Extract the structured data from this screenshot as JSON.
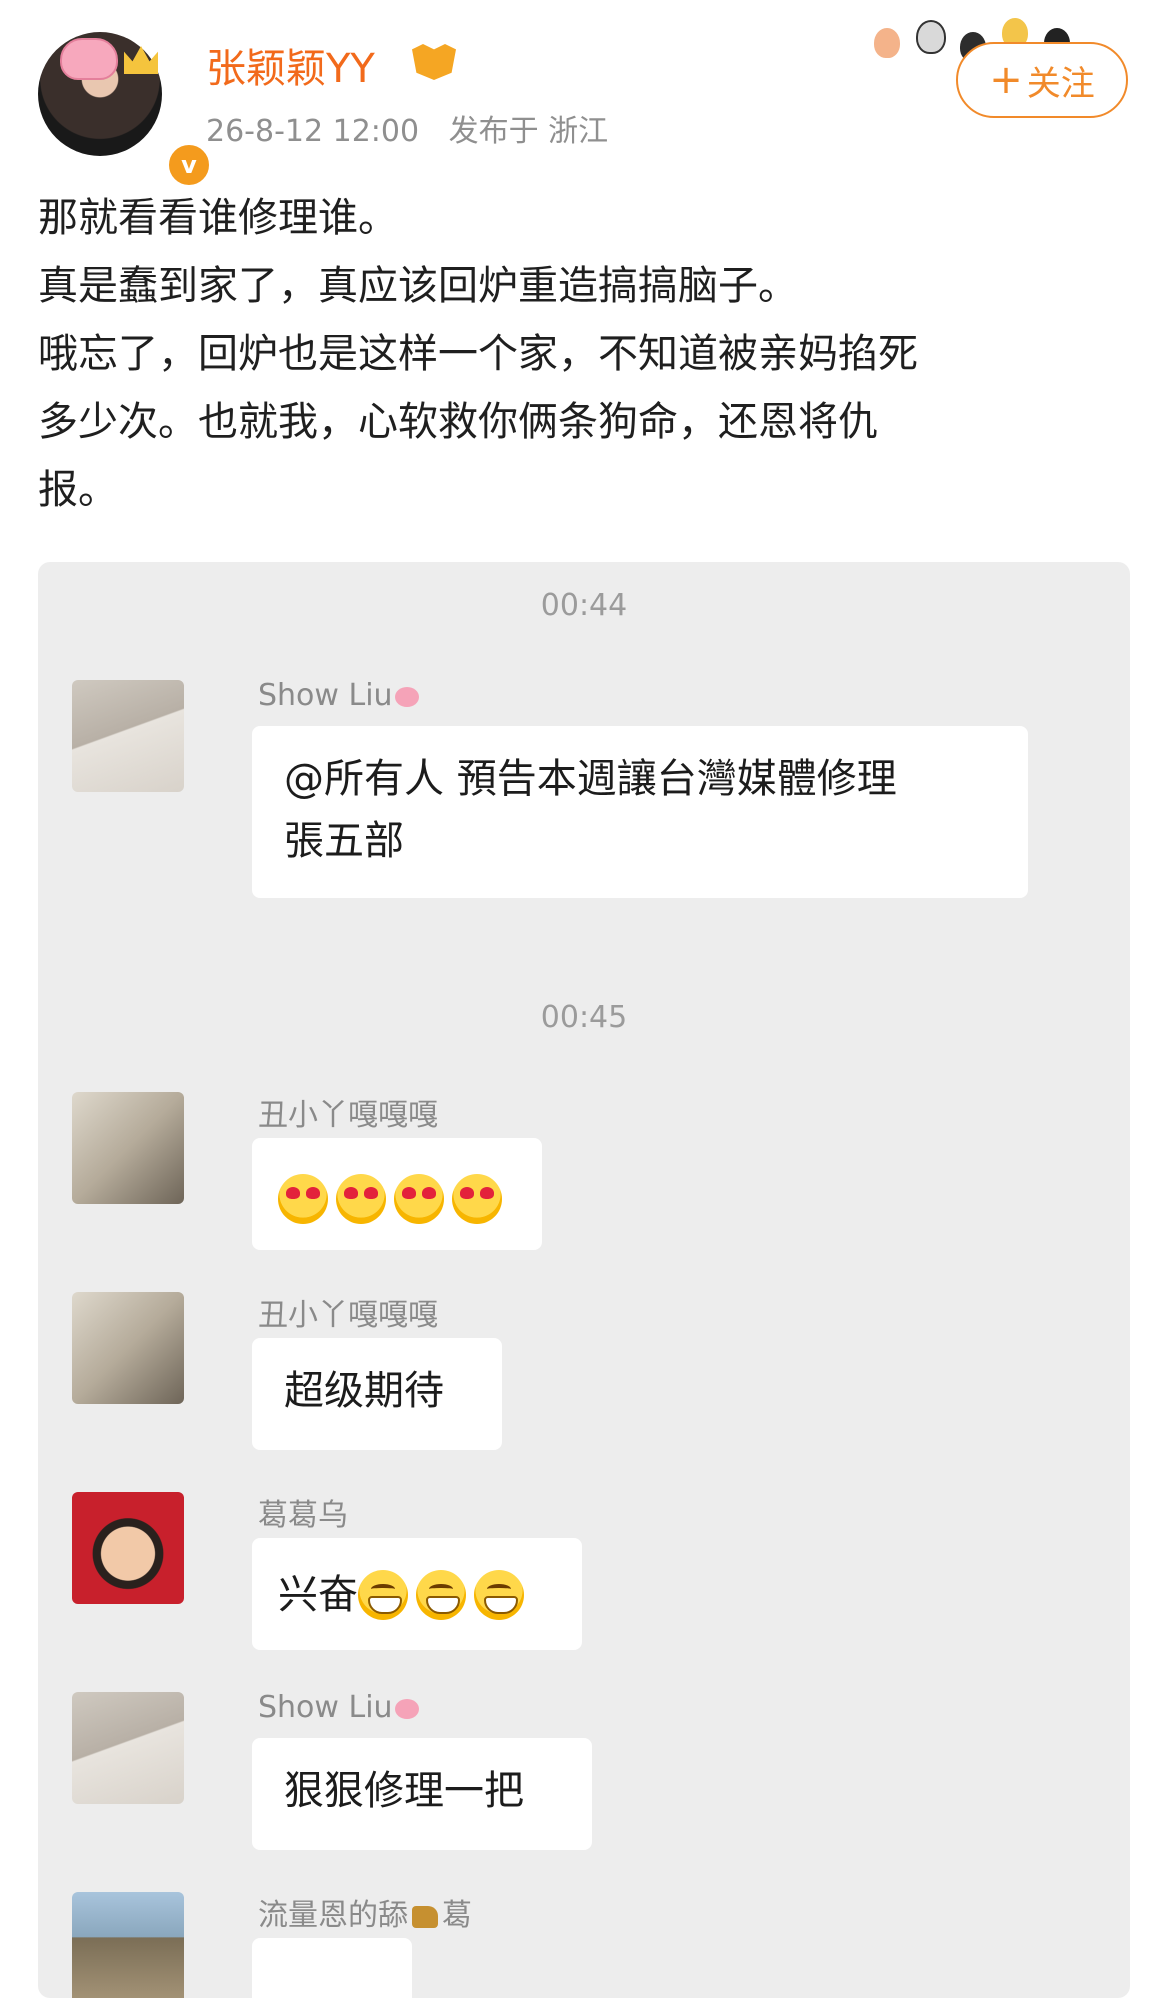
{
  "post": {
    "username": "张颖颖YY",
    "timestamp": "26-8-12 12:00",
    "location_prefix": "发布于",
    "location": "浙江",
    "follow_label": "关注",
    "follow_plus": "+",
    "verified_mark": "v",
    "lines": [
      "那就看看谁修理谁。",
      "真是蠢到家了，真应该回炉重造搞搞脑子。",
      "哦忘了，回炉也是这样一个家，不知道被亲妈掐死",
      "多少次。也就我，心软救你俩条狗命，还恩将仇",
      "报。"
    ]
  },
  "chat": {
    "time_1": "00:44",
    "time_2": "00:45",
    "messages": [
      {
        "sender": "Show Liu",
        "line1": "@所有人  預告本週讓台灣媒體修理",
        "line2": "張五部"
      },
      {
        "sender": "丑小丫嘎嘎嘎"
      },
      {
        "sender": "丑小丫嘎嘎嘎",
        "text": "超级期待"
      },
      {
        "sender": "葛葛乌",
        "text": "兴奋"
      },
      {
        "sender": "Show Liu",
        "text": "狠狠修理一把"
      },
      {
        "sender_a": "流量恩的舔",
        "sender_b": "葛"
      }
    ]
  },
  "colors": {
    "accent_orange": "#f26a1b",
    "follow_orange": "#f18a2a",
    "chat_bg": "#ededed",
    "bubble_bg": "#ffffff"
  },
  "icons": {
    "decorations": [
      "pig-badge-icon",
      "crown-icon",
      "verified-icon",
      "member-icon",
      "paw-icon",
      "heart-eyes-emoji",
      "grin-emoji",
      "pig-emoji",
      "dog-emoji"
    ]
  }
}
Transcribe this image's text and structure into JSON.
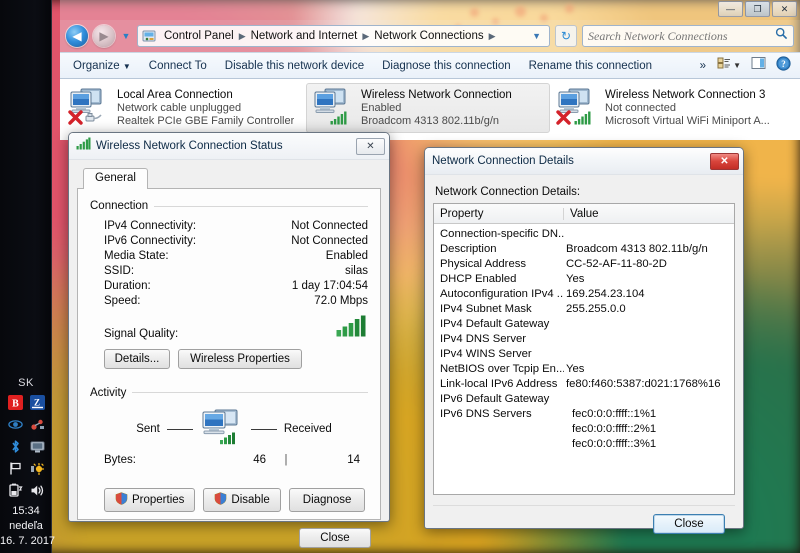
{
  "window": {
    "buttons": {
      "minimize": "—",
      "maximize": "❐",
      "close": "✕"
    }
  },
  "nav": {
    "back_icon": "◀",
    "forward_icon": "▶",
    "history_icon": "▼",
    "breadcrumb_icon": "control-panel-icon",
    "breadcrumb": [
      "Control Panel",
      "Network and Internet",
      "Network Connections"
    ],
    "separator": "▶",
    "dropdown": "▼",
    "refresh_icon": "↻"
  },
  "search": {
    "placeholder": "Search Network Connections",
    "value": "",
    "icon": "search-icon"
  },
  "toolbar": {
    "organize": "Organize",
    "organize_caret": "▼",
    "connect_to": "Connect To",
    "disable_device": "Disable this network device",
    "diagnose": "Diagnose this connection",
    "rename": "Rename this connection",
    "overflow": "»",
    "view_caret": "▼",
    "help": "?"
  },
  "connections": [
    {
      "name": "Local Area Connection",
      "status": "Network cable unplugged",
      "device": "Realtek PCIe GBE Family Controller",
      "selected": false,
      "badge": "x",
      "sub_badge": "cable"
    },
    {
      "name": "Wireless Network Connection",
      "status": "Enabled",
      "device": "Broadcom 4313 802.11b/g/n",
      "selected": true,
      "badge": "none",
      "sub_badge": "signal"
    },
    {
      "name": "Wireless Network Connection 3",
      "status": "Not connected",
      "device": "Microsoft Virtual WiFi Miniport A...",
      "selected": false,
      "badge": "x",
      "sub_badge": "signal"
    }
  ],
  "status_dialog": {
    "title": "Wireless Network Connection Status",
    "title_icon": "signal-bars-icon",
    "close_glyph": "✕",
    "tab": "General",
    "connection_group": "Connection",
    "rows": [
      {
        "key": "IPv4 Connectivity:",
        "value": "Not Connected"
      },
      {
        "key": "IPv6 Connectivity:",
        "value": "Not Connected"
      },
      {
        "key": "Media State:",
        "value": "Enabled"
      },
      {
        "key": "SSID:",
        "value": "silas"
      },
      {
        "key": "Duration:",
        "value": "1 day 17:04:54"
      },
      {
        "key": "Speed:",
        "value": "72.0 Mbps"
      }
    ],
    "signal_quality_label": "Signal Quality:",
    "signal_bars": 5,
    "details_button": "Details...",
    "wireless_properties_button": "Wireless Properties",
    "activity_group": "Activity",
    "sent_label": "Sent",
    "received_label": "Received",
    "bytes_label": "Bytes:",
    "bytes_sent": "46",
    "bytes_received": "14",
    "properties_button": "Properties",
    "disable_button": "Disable",
    "diagnose_button": "Diagnose",
    "close_button": "Close"
  },
  "details_dialog": {
    "title": "Network Connection Details",
    "close_glyph": "✕",
    "label": "Network Connection Details:",
    "columns": [
      "Property",
      "Value"
    ],
    "rows": [
      {
        "property": "Connection-specific DN...",
        "value": ""
      },
      {
        "property": "Description",
        "value": "Broadcom 4313 802.11b/g/n"
      },
      {
        "property": "Physical Address",
        "value": "CC-52-AF-11-80-2D"
      },
      {
        "property": "DHCP Enabled",
        "value": "Yes"
      },
      {
        "property": "Autoconfiguration IPv4 ...",
        "value": "169.254.23.104"
      },
      {
        "property": "IPv4 Subnet Mask",
        "value": "255.255.0.0"
      },
      {
        "property": "IPv4 Default Gateway",
        "value": ""
      },
      {
        "property": "IPv4 DNS Server",
        "value": ""
      },
      {
        "property": "IPv4 WINS Server",
        "value": ""
      },
      {
        "property": "NetBIOS over Tcpip En...",
        "value": "Yes"
      },
      {
        "property": "Link-local IPv6 Address",
        "value": "fe80:f460:5387:d021:1768%16"
      },
      {
        "property": "IPv6 Default Gateway",
        "value": ""
      },
      {
        "property": "IPv6 DNS Servers",
        "value": "fec0:0:0:ffff::1%1"
      },
      {
        "property": "",
        "value": "fec0:0:0:ffff::2%1"
      },
      {
        "property": "",
        "value": "fec0:0:0:ffff::3%1"
      }
    ],
    "close_button": "Close"
  },
  "taskbar": {
    "language": "SK",
    "tray_icons": [
      "bitdefender-icon",
      "zoner-icon",
      "eye-icon",
      "network-activity-icon",
      "bluetooth-icon",
      "display-icon",
      "flag-icon",
      "brightness-icon",
      "battery-icon",
      "volume-icon"
    ],
    "clock_time": "15:34",
    "clock_day": "nedeľa",
    "clock_date": "16. 7. 2017"
  },
  "colors": {
    "accent_blue": "#2f8ddb",
    "close_red": "#d9453c",
    "signal_green": "#2e9b46",
    "taskbar_black": "#0b0d13"
  }
}
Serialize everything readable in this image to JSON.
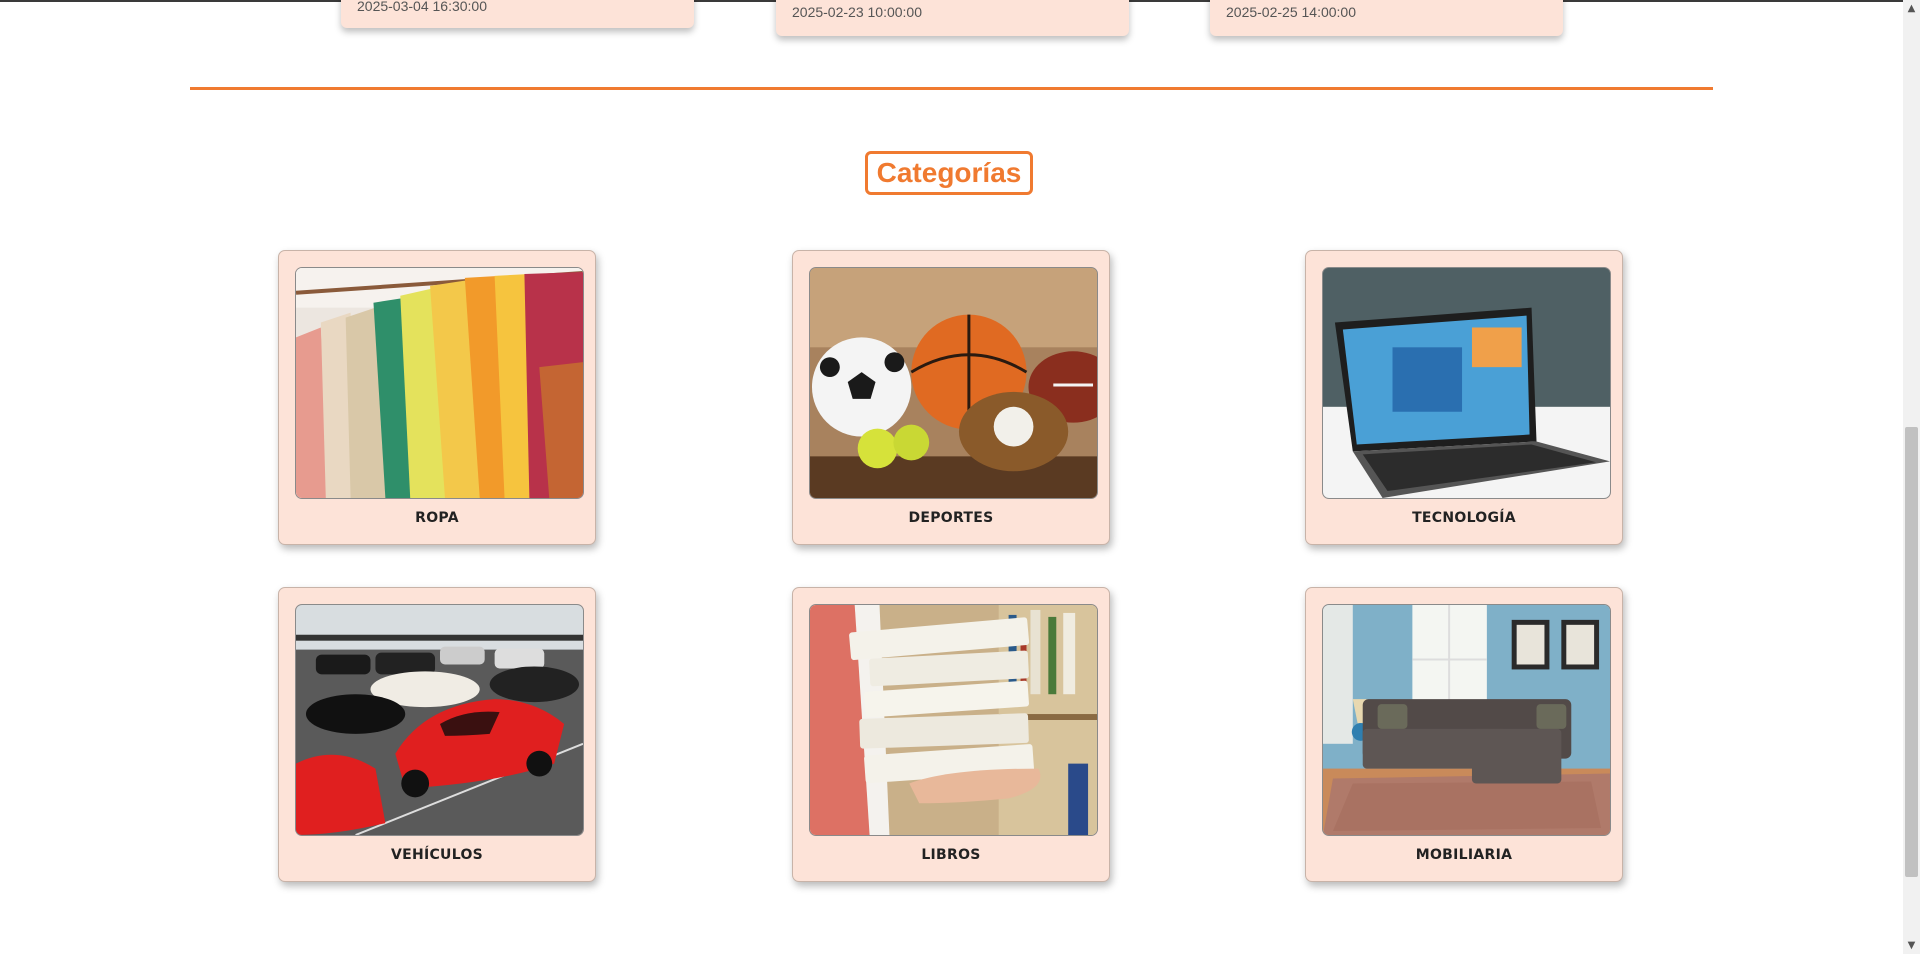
{
  "events": [
    {
      "datetime": "2025-03-04 16:30:00"
    },
    {
      "datetime": "2025-02-23 10:00:00"
    },
    {
      "datetime": "2025-02-25 14:00:00"
    }
  ],
  "categories_section": {
    "title": "Categorías",
    "accent_color": "#f07a30",
    "card_color": "#fde3d8",
    "items": [
      {
        "label": "ROPA",
        "image": "clothing-rack-photo"
      },
      {
        "label": "DEPORTES",
        "image": "sports-balls-photo"
      },
      {
        "label": "TECNOLOGÍA",
        "image": "laptop-tablet-photo"
      },
      {
        "label": "VEHÍCULOS",
        "image": "sports-cars-photo"
      },
      {
        "label": "LIBROS",
        "image": "stack-of-books-photo"
      },
      {
        "label": "MOBILIARIA",
        "image": "living-room-sofa-photo"
      }
    ]
  }
}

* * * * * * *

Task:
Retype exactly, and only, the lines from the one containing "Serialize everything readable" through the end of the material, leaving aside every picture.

Response to this task:
Serialize everything readable in this image to JSON.
{
  "events": [
    {
      "datetime": "2025-03-04 16:30:00"
    },
    {
      "datetime": "2025-02-23 10:00:00"
    },
    {
      "datetime": "2025-02-25 14:00:00"
    }
  ],
  "categories_section": {
    "title": "Categorías",
    "accent_color": "#f07a30",
    "card_color": "#fde3d8",
    "items": [
      {
        "label": "ROPA",
        "image": "clothing-rack-photo"
      },
      {
        "label": "DEPORTES",
        "image": "sports-balls-photo"
      },
      {
        "label": "TECNOLOGÍA",
        "image": "laptop-tablet-photo"
      },
      {
        "label": "VEHÍCULOS",
        "image": "sports-cars-photo"
      },
      {
        "label": "LIBROS",
        "image": "stack-of-books-photo"
      },
      {
        "label": "MOBILIARIA",
        "image": "living-room-sofa-photo"
      }
    ]
  }
}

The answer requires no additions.